**TASK TO CARRY OUT:** Without the images, write out the whole listing exactly.

**RECORDS:**
#####
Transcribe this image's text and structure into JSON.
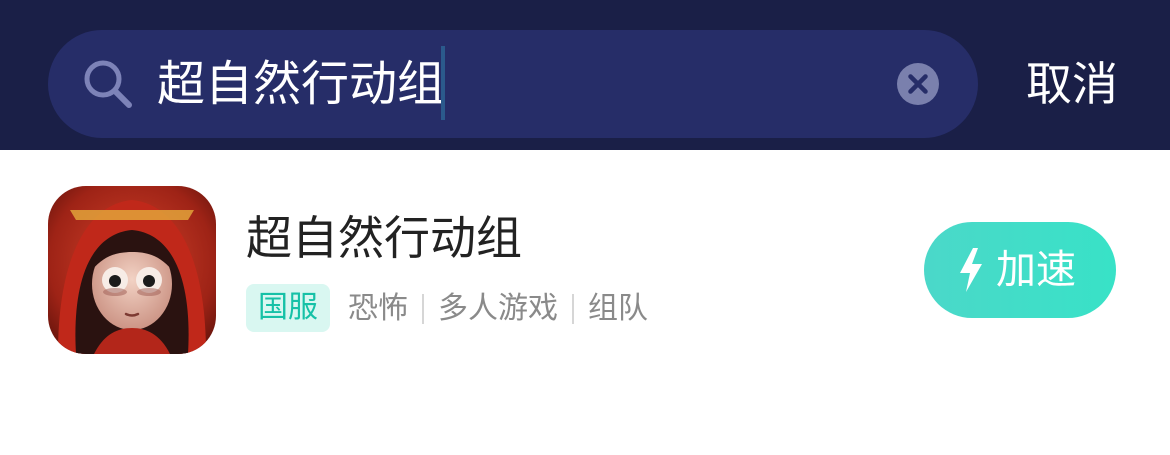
{
  "search": {
    "query": "超自然行动组",
    "icon": "search-icon",
    "clear_icon": "clear-icon"
  },
  "header": {
    "cancel_label": "取消"
  },
  "result": {
    "title": "超自然行动组",
    "region_badge": "国服",
    "tags": [
      "恐怖",
      "多人游戏",
      "组队"
    ],
    "boost_label": "加速",
    "boost_icon": "lightning-bolt-icon"
  },
  "colors": {
    "header_bg": "#1a1f47",
    "search_bg": "#262d68",
    "accent": "#3ddfc8",
    "badge_text": "#16c1a7",
    "badge_bg": "#d9f7f1"
  }
}
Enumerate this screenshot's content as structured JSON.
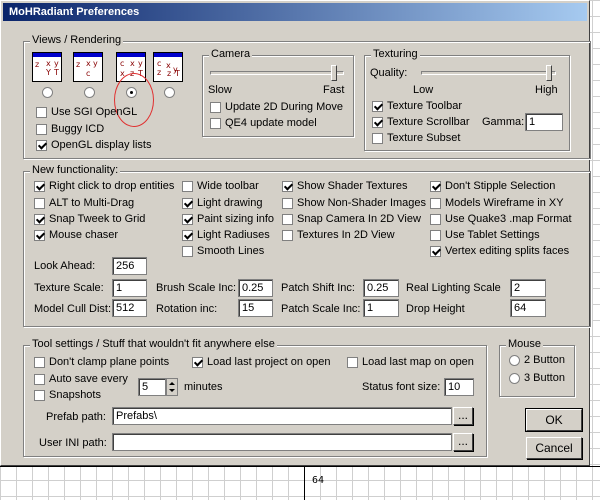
{
  "window": {
    "title": "MoHRadiant Preferences"
  },
  "background": {
    "grid_label": "64"
  },
  "views": {
    "legend": "Views / Rendering",
    "selected_index": 2,
    "icons": [
      "view-layout-1-icon",
      "view-layout-2-icon",
      "view-layout-3-icon",
      "view-layout-4-icon"
    ],
    "checkboxes": [
      {
        "label": "Use SGI OpenGL",
        "checked": false
      },
      {
        "label": "Buggy ICD",
        "checked": false
      },
      {
        "label": "OpenGL display lists",
        "checked": true
      }
    ]
  },
  "camera": {
    "legend": "Camera",
    "slow_label": "Slow",
    "fast_label": "Fast",
    "slider_value": 1.0,
    "checkboxes": [
      {
        "label": "Update 2D During Move",
        "checked": false
      },
      {
        "label": "QE4 update model",
        "checked": false
      }
    ]
  },
  "texturing": {
    "legend": "Texturing",
    "quality_label": "Quality:",
    "low_label": "Low",
    "high_label": "High",
    "slider_value": 1.0,
    "checkboxes": [
      {
        "label": "Texture Toolbar",
        "checked": true
      },
      {
        "label": "Texture Scrollbar",
        "checked": true
      },
      {
        "label": "Texture Subset",
        "checked": false
      }
    ],
    "gamma_label": "Gamma:",
    "gamma_value": "1"
  },
  "newfunc": {
    "legend": "New functionality:",
    "col1": [
      {
        "label": "Right click to drop entities",
        "checked": true
      },
      {
        "label": "ALT to Multi-Drag",
        "checked": false
      },
      {
        "label": "Snap Tweek to Grid",
        "checked": true
      },
      {
        "label": "Mouse chaser",
        "checked": true
      }
    ],
    "col2": [
      {
        "label": "Wide toolbar",
        "checked": false
      },
      {
        "label": "Light drawing",
        "checked": true
      },
      {
        "label": "Paint sizing info",
        "checked": true
      },
      {
        "label": "Light Radiuses",
        "checked": true
      },
      {
        "label": "Smooth Lines",
        "checked": false
      }
    ],
    "col3": [
      {
        "label": "Show Shader Textures",
        "checked": true
      },
      {
        "label": "Show Non-Shader Images",
        "checked": false
      },
      {
        "label": "Snap Camera In 2D View",
        "checked": false
      },
      {
        "label": "Textures In 2D View",
        "checked": false
      }
    ],
    "col4": [
      {
        "label": "Don't Stipple Selection",
        "checked": true
      },
      {
        "label": "Models Wireframe in XY",
        "checked": false
      },
      {
        "label": "Use Quake3 .map Format",
        "checked": false
      },
      {
        "label": "Use Tablet Settings",
        "checked": false
      },
      {
        "label": "Vertex editing splits faces",
        "checked": true
      }
    ],
    "look_ahead_label": "Look Ahead:",
    "look_ahead_value": "256",
    "texture_scale_label": "Texture Scale:",
    "texture_scale_value": "1",
    "brush_scale_label": "Brush Scale Inc:",
    "brush_scale_value": "0.25",
    "patch_shift_label": "Patch Shift Inc:",
    "patch_shift_value": "0.25",
    "real_light_label": "Real Lighting Scale",
    "real_light_value": "2",
    "model_cull_label": "Model Cull Dist:",
    "model_cull_value": "512",
    "rotation_label": "Rotation inc:",
    "rotation_value": "15",
    "patch_scale_label": "Patch Scale Inc:",
    "patch_scale_value": "1",
    "drop_height_label": "Drop Height",
    "drop_height_value": "64"
  },
  "tools": {
    "legend": "Tool settings / Stuff that wouldn't fit anywhere else",
    "dont_clamp": {
      "label": "Don't clamp plane points",
      "checked": false
    },
    "load_project": {
      "label": "Load last project on open",
      "checked": true
    },
    "load_map": {
      "label": "Load last map on open",
      "checked": false
    },
    "auto_save": {
      "label": "Auto save every",
      "checked": false
    },
    "snapshots": {
      "label": "Snapshots",
      "checked": false
    },
    "autosave_value": "5",
    "minutes_label": "minutes",
    "status_font_label": "Status font size:",
    "status_font_value": "10",
    "prefab_label": "Prefab path:",
    "prefab_value": "Prefabs\\",
    "user_ini_label": "User INI path:",
    "user_ini_value": "",
    "browse_label": "..."
  },
  "mouse": {
    "legend": "Mouse",
    "options": [
      {
        "label": "2 Button",
        "selected": false
      },
      {
        "label": "3 Button",
        "selected": false
      }
    ]
  },
  "buttons": {
    "ok": "OK",
    "cancel": "Cancel"
  }
}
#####
**REPLY:**
Transcribe this image's text and structure into JSON.
{
  "search": {
    "query": "超自然行动组",
    "icon": "search-icon",
    "clear_icon": "clear-icon"
  },
  "header": {
    "cancel_label": "取消"
  },
  "result": {
    "title": "超自然行动组",
    "region_badge": "国服",
    "tags": [
      "恐怖",
      "多人游戏",
      "组队"
    ],
    "boost_label": "加速",
    "boost_icon": "lightning-bolt-icon"
  },
  "colors": {
    "header_bg": "#1a1f47",
    "search_bg": "#262d68",
    "accent": "#3ddfc8",
    "badge_text": "#16c1a7",
    "badge_bg": "#d9f7f1"
  }
}
Enumerate this screenshot's content as structured JSON.
{
  "window": {
    "title": "MoHRadiant Preferences"
  },
  "background": {
    "grid_label": "64"
  },
  "views": {
    "legend": "Views / Rendering",
    "selected_index": 2,
    "icons": [
      "view-layout-1-icon",
      "view-layout-2-icon",
      "view-layout-3-icon",
      "view-layout-4-icon"
    ],
    "checkboxes": [
      {
        "label": "Use SGI OpenGL",
        "checked": false
      },
      {
        "label": "Buggy ICD",
        "checked": false
      },
      {
        "label": "OpenGL display lists",
        "checked": true
      }
    ]
  },
  "camera": {
    "legend": "Camera",
    "slow_label": "Slow",
    "fast_label": "Fast",
    "slider_value": 1.0,
    "checkboxes": [
      {
        "label": "Update 2D During Move",
        "checked": false
      },
      {
        "label": "QE4 update model",
        "checked": false
      }
    ]
  },
  "texturing": {
    "legend": "Texturing",
    "quality_label": "Quality:",
    "low_label": "Low",
    "high_label": "High",
    "slider_value": 1.0,
    "checkboxes": [
      {
        "label": "Texture Toolbar",
        "checked": true
      },
      {
        "label": "Texture Scrollbar",
        "checked": true
      },
      {
        "label": "Texture Subset",
        "checked": false
      }
    ],
    "gamma_label": "Gamma:",
    "gamma_value": "1"
  },
  "newfunc": {
    "legend": "New functionality:",
    "col1": [
      {
        "label": "Right click to drop entities",
        "checked": true
      },
      {
        "label": "ALT to Multi-Drag",
        "checked": false
      },
      {
        "label": "Snap Tweek to Grid",
        "checked": true
      },
      {
        "label": "Mouse chaser",
        "checked": true
      }
    ],
    "col2": [
      {
        "label": "Wide toolbar",
        "checked": false
      },
      {
        "label": "Light drawing",
        "checked": true
      },
      {
        "label": "Paint sizing info",
        "checked": true
      },
      {
        "label": "Light Radiuses",
        "checked": true
      },
      {
        "label": "Smooth Lines",
        "checked": false
      }
    ],
    "col3": [
      {
        "label": "Show Shader Textures",
        "checked": true
      },
      {
        "label": "Show Non-Shader Images",
        "checked": false
      },
      {
        "label": "Snap Camera In 2D View",
        "checked": false
      },
      {
        "label": "Textures In 2D View",
        "checked": false
      }
    ],
    "col4": [
      {
        "label": "Don't Stipple Selection",
        "checked": true
      },
      {
        "label": "Models Wireframe in XY",
        "checked": false
      },
      {
        "label": "Use Quake3 .map Format",
        "checked": false
      },
      {
        "label": "Use Tablet Settings",
        "checked": false
      },
      {
        "label": "Vertex editing splits faces",
        "checked": true
      }
    ],
    "look_ahead_label": "Look Ahead:",
    "look_ahead_value": "256",
    "texture_scale_label": "Texture Scale:",
    "texture_scale_value": "1",
    "brush_scale_label": "Brush Scale Inc:",
    "brush_scale_value": "0.25",
    "patch_shift_label": "Patch Shift Inc:",
    "patch_shift_value": "0.25",
    "real_light_label": "Real Lighting Scale",
    "real_light_value": "2",
    "model_cull_label": "Model Cull Dist:",
    "model_cull_value": "512",
    "rotation_label": "Rotation inc:",
    "rotation_value": "15",
    "patch_scale_label": "Patch Scale Inc:",
    "patch_scale_value": "1",
    "drop_height_label": "Drop Height",
    "drop_height_value": "64"
  },
  "tools": {
    "legend": "Tool settings / Stuff that wouldn't fit anywhere else",
    "dont_clamp": {
      "label": "Don't clamp plane points",
      "checked": false
    },
    "load_project": {
      "label": "Load last project on open",
      "checked": true
    },
    "load_map": {
      "label": "Load last map on open",
      "checked": false
    },
    "auto_save": {
      "label": "Auto save every",
      "checked": false
    },
    "snapshots": {
      "label": "Snapshots",
      "checked": false
    },
    "autosave_value": "5",
    "minutes_label": "minutes",
    "status_font_label": "Status font size:",
    "status_font_value": "10",
    "prefab_label": "Prefab path:",
    "prefab_value": "Prefabs\\",
    "user_ini_label": "User INI path:",
    "user_ini_value": "",
    "browse_label": "..."
  },
  "mouse": {
    "legend": "Mouse",
    "options": [
      {
        "label": "2 Button",
        "selected": false
      },
      {
        "label": "3 Button",
        "selected": false
      }
    ]
  },
  "buttons": {
    "ok": "OK",
    "cancel": "Cancel"
  }
}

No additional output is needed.